More than just a luxury hotel in an underrated, but multi-faceted city, the new Fairmont Pittsburgh encapsulates two important themes in the civic identity: First, the "new" Pittsburgh economy, which has diversified beyond steel to education, banking, technology and lately, sustainable building. Second, the robust art scene which, for centuries, has been funded and furthered by the city’s largest fortunes.
Pittsburgh’s move toward sustainable, and in the Fairmont’s case, LEED-certified, construction makes sense, when you consider the context. In the early days of the metal industry boom, steel was the great innovation. Today, the major commercial landholders in Pittsburgh look to innovate once again; not just to stay ahead of the industrial curve, but also to protect once-ravaged natural resources.
The Fairmont’s parent company PNC Bank, which owns more LEED-certified buildings than any other company in the US, determined long ago that sustainable construction was simply the smart decision for the long-term.
This is four-diamond, big-city sustainability, not the typical "eco-retreat" style.
The Fairmont is a highrise, surrounded on all sides by concrete, and made of glass and gleaming surfaces. However, the glass is filtered and is floor-to-ceiling on the outside-facing guest room walls, to aid climate control. Energy-efficient lightbulbs and in-room occupancy detectors save energy and reduce CO2 emissions. Even the hotel restaurant, Habitat, sticks with sustainable tenets, using locally farmed/raised ingredients whenever possible. Habitat’s bustling exhibition kitchen often hosts school groups during the day.
But “eco” isn’t what jumps out at you about this hotel. The art connection is much more obvious, with bold local paintings displayed around the lobby. The posh, popular bar is named Andy’s after Andrew Carnegie and Andy Warhol. Prints by the latter are displayed throughout the bar, each one approved by the Board of Directors of the Warhol Museum.
A peculiar, but fascinating collection of glass artifacts is displayed in glass cases near the elevators on several floors. This collection comes from Pittsburgh’s early days, when locals drank bottled water because the steel industry had tainted their own.

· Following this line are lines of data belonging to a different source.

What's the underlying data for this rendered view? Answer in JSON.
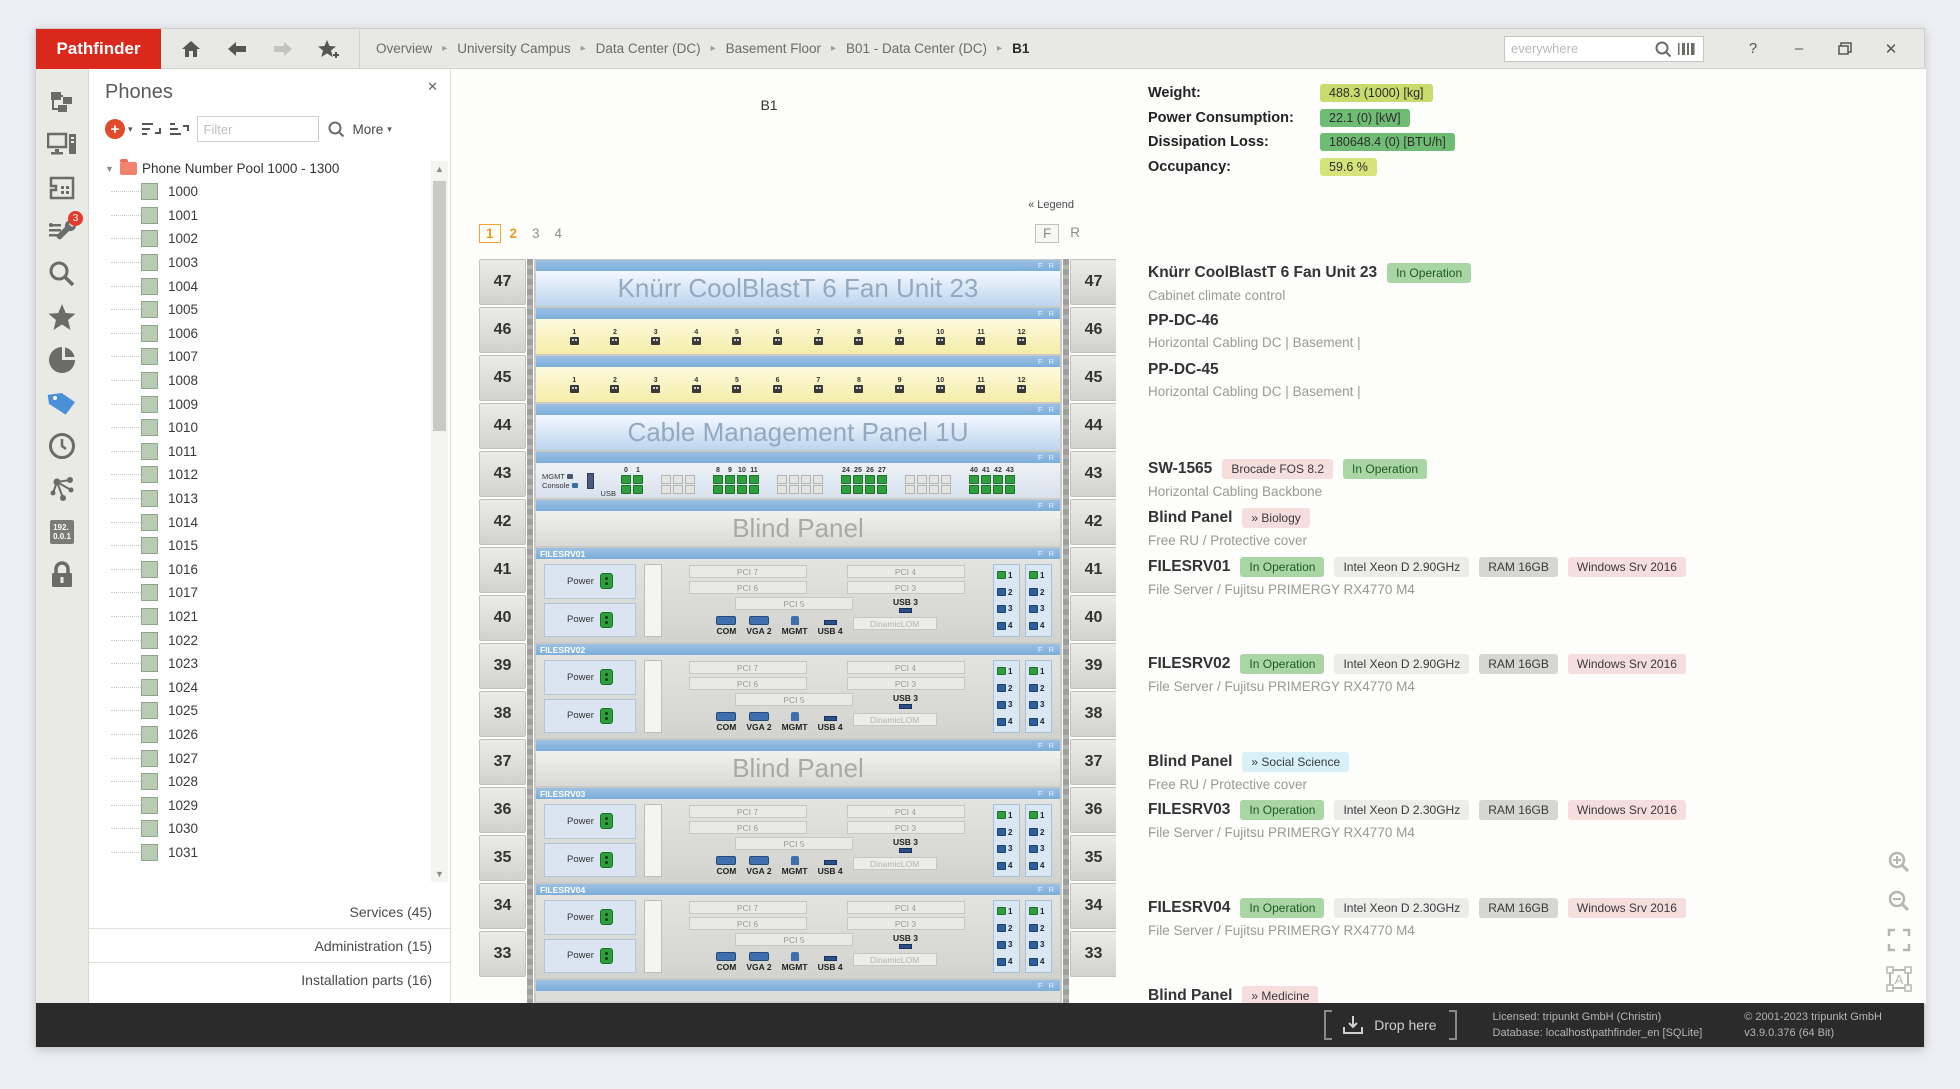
{
  "app": {
    "brand": "Pathfinder"
  },
  "topbar": {
    "breadcrumb": [
      "Overview",
      "University Campus",
      "Data Center (DC)",
      "Basement Floor",
      "B01 - Data Center (DC)",
      "B1"
    ],
    "search_placeholder": "everywhere",
    "chrome": {
      "help": "?",
      "minimize": "–",
      "close": "✕"
    }
  },
  "sidebar": {
    "icons": [
      {
        "name": "hierarchy-icon"
      },
      {
        "name": "workstation-icon"
      },
      {
        "name": "floorplan-icon"
      },
      {
        "name": "tools-icon",
        "badge": "3"
      },
      {
        "name": "search-icon"
      },
      {
        "name": "favorites-icon"
      },
      {
        "name": "pie-chart-icon"
      },
      {
        "name": "tag-icon",
        "active": true
      },
      {
        "name": "clock-icon"
      },
      {
        "name": "topology-icon"
      },
      {
        "name": "ip-address-icon",
        "line1": "192.",
        "line2": "0.0.1"
      },
      {
        "name": "lock-icon"
      }
    ]
  },
  "phones_panel": {
    "title": "Phones",
    "close": "✕",
    "toolbar": {
      "filter_placeholder": "Filter",
      "more_label": "More"
    },
    "tree": {
      "root": "Phone Number Pool 1000 - 1300",
      "items": [
        "1000",
        "1001",
        "1002",
        "1003",
        "1004",
        "1005",
        "1006",
        "1007",
        "1008",
        "1009",
        "1010",
        "1011",
        "1012",
        "1013",
        "1014",
        "1015",
        "1016",
        "1017",
        "1021",
        "1022",
        "1023",
        "1024",
        "1025",
        "1026",
        "1027",
        "1028",
        "1029",
        "1030",
        "1031"
      ]
    },
    "footer_links": [
      "Services (45)",
      "Administration (15)",
      "Installation parts (16)"
    ]
  },
  "rack": {
    "name": "B1",
    "legend_label": "« Legend",
    "tabs": [
      "1",
      "2",
      "3",
      "4"
    ],
    "view_buttons": [
      "F",
      "R"
    ],
    "fr_label": "F R",
    "ru_numbers": [
      "47",
      "46",
      "45",
      "44",
      "43",
      "42",
      "41",
      "40",
      "39",
      "38",
      "37",
      "36",
      "35",
      "34",
      "33"
    ],
    "patch_ports": [
      "1",
      "2",
      "3",
      "4",
      "5",
      "6",
      "7",
      "8",
      "9",
      "10",
      "11",
      "12"
    ],
    "switch": {
      "left_labels": [
        "MGMT",
        "Console",
        "USB"
      ],
      "groups": [
        {
          "labels": [
            "0",
            "1"
          ]
        },
        {
          "empty": 3
        },
        {
          "labels": [
            "8",
            "9",
            "10",
            "11"
          ]
        },
        {
          "empty": 4
        },
        {
          "labels": [
            "24",
            "25",
            "26",
            "27"
          ]
        },
        {
          "empty": 4
        },
        {
          "labels": [
            "40",
            "41",
            "42",
            "43"
          ]
        }
      ]
    },
    "server_face": {
      "power_label": "Power",
      "pci_rows": [
        [
          "PCI 7",
          "PCI 4"
        ],
        [
          "PCI 6",
          "PCI 3"
        ]
      ],
      "pci_single": "PCI 5",
      "com_label": "COM",
      "vga_label": "VGA 2",
      "mgmt_label": "MGMT",
      "usb3_label": "USB 3",
      "usb4_label": "USB 4",
      "lom_label": "DinamicLOM",
      "nic_numbers": [
        "1",
        "2",
        "3",
        "4"
      ]
    },
    "devices": [
      {
        "ru": 1,
        "kind": "panel",
        "face": "blue",
        "label": "Knürr CoolBlastT 6 Fan Unit 23"
      },
      {
        "ru": 1,
        "kind": "patch"
      },
      {
        "ru": 1,
        "kind": "patch"
      },
      {
        "ru": 1,
        "kind": "panel",
        "face": "blue",
        "label": "Cable Management Panel 1U"
      },
      {
        "ru": 1,
        "kind": "switch"
      },
      {
        "ru": 1,
        "kind": "panel",
        "face": "gray",
        "label": "Blind Panel"
      },
      {
        "ru": 2,
        "kind": "server",
        "title": "FILESRV01"
      },
      {
        "ru": 2,
        "kind": "server",
        "title": "FILESRV02"
      },
      {
        "ru": 1,
        "kind": "panel",
        "face": "gray",
        "label": "Blind Panel"
      },
      {
        "ru": 2,
        "kind": "server",
        "title": "FILESRV03"
      },
      {
        "ru": 2,
        "kind": "server",
        "title": "FILESRV04"
      },
      {
        "ru": 1,
        "kind": "partial"
      }
    ]
  },
  "details": {
    "kpis": [
      {
        "label": "Weight:",
        "value": "488.3 (1000) [kg]",
        "color": "#c8dc6e"
      },
      {
        "label": "Power Consumption:",
        "value": "22.1 (0) [kW]",
        "color": "#6fbd74"
      },
      {
        "label": "Dissipation Loss:",
        "value": "180648.4 (0) [BTU/h]",
        "color": "#6fbd74"
      },
      {
        "label": "Occupancy:",
        "value": "59.6 %",
        "color": "#d4e47a"
      }
    ],
    "items": [
      {
        "title": "Knürr CoolBlastT 6 Fan Unit 23",
        "badges": [
          {
            "label": "In Operation",
            "style": "status-green"
          }
        ],
        "subtitle": "Cabinet climate control"
      },
      {
        "title": "PP-DC-46",
        "badges": [],
        "subtitle": "Horizontal Cabling DC | Basement |"
      },
      {
        "title": "PP-DC-45",
        "badges": [],
        "subtitle": "Horizontal Cabling DC | Basement |"
      },
      {
        "title": "SW-1565",
        "badges": [
          {
            "label": "Brocade FOS 8.2",
            "style": "info-pink"
          },
          {
            "label": "In Operation",
            "style": "status-green"
          }
        ],
        "subtitle": "Horizontal Cabling Backbone"
      },
      {
        "title": "Blind Panel",
        "badges": [
          {
            "label": "» Biology",
            "style": "info-pink"
          }
        ],
        "subtitle": "Free RU / Protective cover"
      },
      {
        "title": "FILESRV01",
        "badges": [
          {
            "label": "In Operation",
            "style": "status-green"
          },
          {
            "label": "Intel Xeon D 2.90GHz",
            "style": "spec-light"
          },
          {
            "label": "RAM 16GB",
            "style": "spec-gray"
          },
          {
            "label": "Windows Srv 2016",
            "style": "info-pink"
          }
        ],
        "subtitle": "File Server / Fujitsu PRIMERGY RX4770 M4"
      },
      {
        "title": "FILESRV02",
        "badges": [
          {
            "label": "In Operation",
            "style": "status-green"
          },
          {
            "label": "Intel Xeon D 2.90GHz",
            "style": "spec-light"
          },
          {
            "label": "RAM 16GB",
            "style": "spec-gray"
          },
          {
            "label": "Windows Srv 2016",
            "style": "info-pink"
          }
        ],
        "subtitle": "File Server / Fujitsu PRIMERGY RX4770 M4"
      },
      {
        "title": "Blind Panel",
        "badges": [
          {
            "label": "» Social Science",
            "style": "info-blue"
          }
        ],
        "subtitle": "Free RU / Protective cover"
      },
      {
        "title": "FILESRV03",
        "badges": [
          {
            "label": "In Operation",
            "style": "status-green"
          },
          {
            "label": "Intel Xeon D 2.30GHz",
            "style": "spec-light"
          },
          {
            "label": "RAM 16GB",
            "style": "spec-gray"
          },
          {
            "label": "Windows Srv 2016",
            "style": "info-pink"
          }
        ],
        "subtitle": "File Server / Fujitsu PRIMERGY RX4770 M4"
      },
      {
        "title": "FILESRV04",
        "badges": [
          {
            "label": "In Operation",
            "style": "status-green"
          },
          {
            "label": "Intel Xeon D 2.30GHz",
            "style": "spec-light"
          },
          {
            "label": "RAM 16GB",
            "style": "spec-gray"
          },
          {
            "label": "Windows Srv 2016",
            "style": "info-pink"
          }
        ],
        "subtitle": "File Server / Fujitsu PRIMERGY RX4770 M4"
      },
      {
        "title": "Blind Panel",
        "badges": [
          {
            "label": "» Medicine",
            "style": "info-pink"
          }
        ],
        "subtitle": ""
      }
    ],
    "tools": [
      "zoom-in-icon",
      "zoom-out-icon",
      "fit-screen-icon",
      "label-icon"
    ]
  },
  "statusbar": {
    "drop_label": "Drop here",
    "license_line1": "Licensed: tripunkt GmbH (Christin)",
    "license_line2": "Database: localhost\\pathfinder_en [SQLite]",
    "copyright": "© 2001-2023 tripunkt GmbH",
    "version": "v3.9.0.376 (64 Bit)"
  }
}
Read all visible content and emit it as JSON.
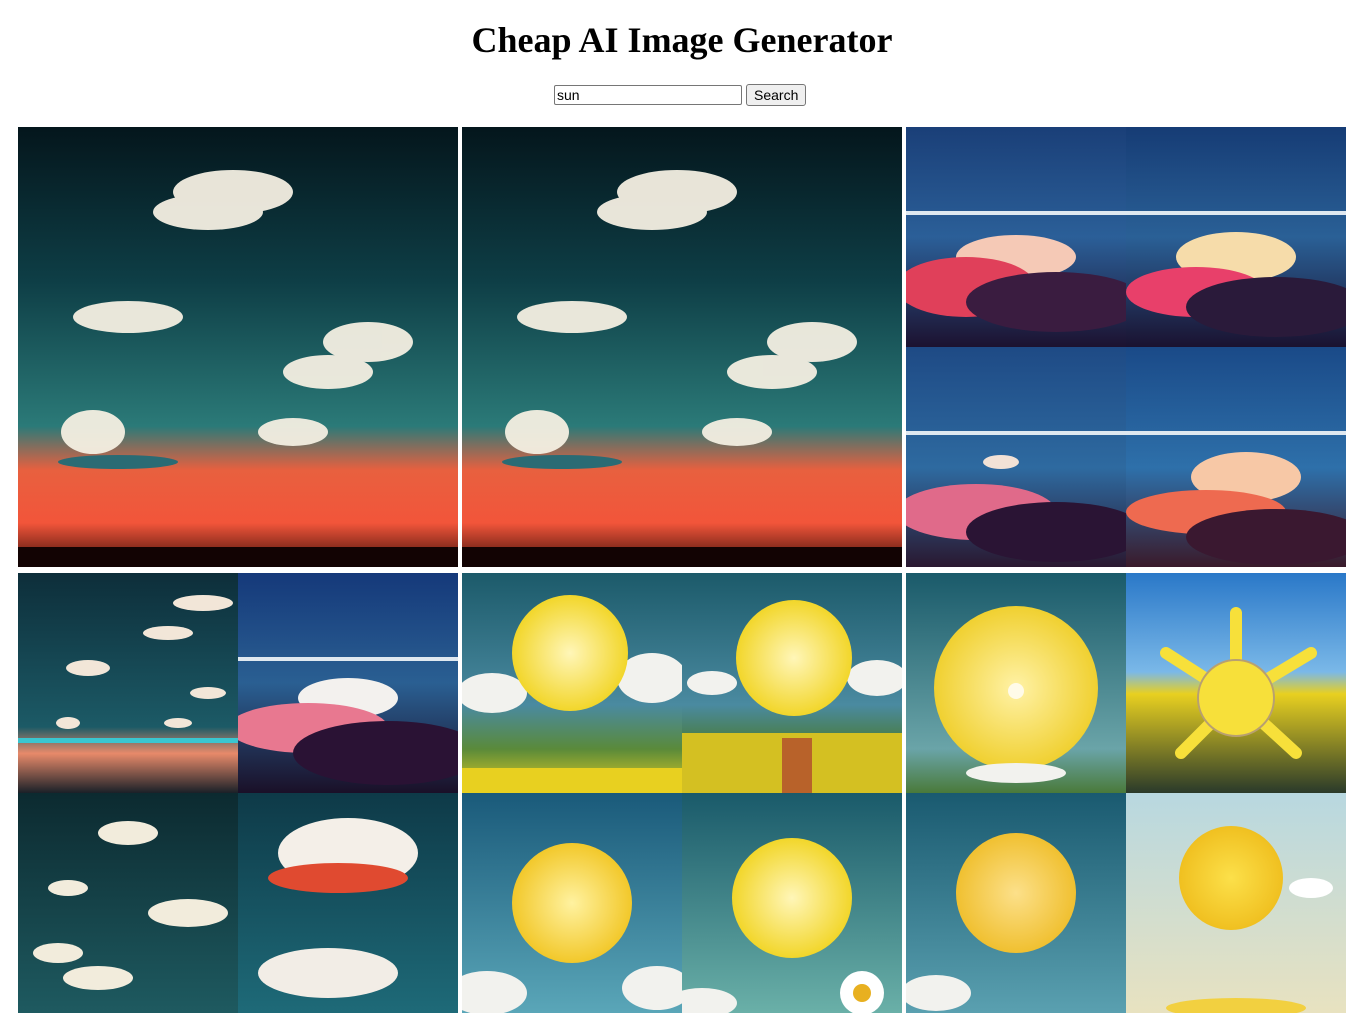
{
  "page": {
    "title": "Cheap AI Image Generator"
  },
  "search": {
    "value": "sun",
    "button_label": "Search"
  },
  "colors": {
    "sky_teal": "#1f5e60",
    "sky_blue": "#1e4b8a",
    "sunset_orange": "#f0603a",
    "sun_yellow": "#f7e03a",
    "field_yellow": "#e8d020"
  },
  "gallery": {
    "results": [
      {
        "name": "cloud-sky-sunset-large"
      },
      {
        "name": "cloud-sky-sunset-large-duplicate"
      },
      {
        "name": "clouds-quad-grid"
      },
      {
        "name": "wispy-clouds-quad-grid"
      },
      {
        "name": "sun-over-field-quad-grid"
      },
      {
        "name": "sun-with-rays-quad-grid"
      }
    ]
  }
}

There was a bottling plant here as well, perpetuating an interesting local habit of tossing no-longer-needed glassware down the wells. When the passing of centuries turned the discarded glass from “garbage” to “collectible,” it was rescued from the wells in an archaeologist-supervised, PNC-funded effort. The resulting collection of pieced-together glass dolls, apothecary jars, colored bottles, trinkets and European antiquities is large and fascinating.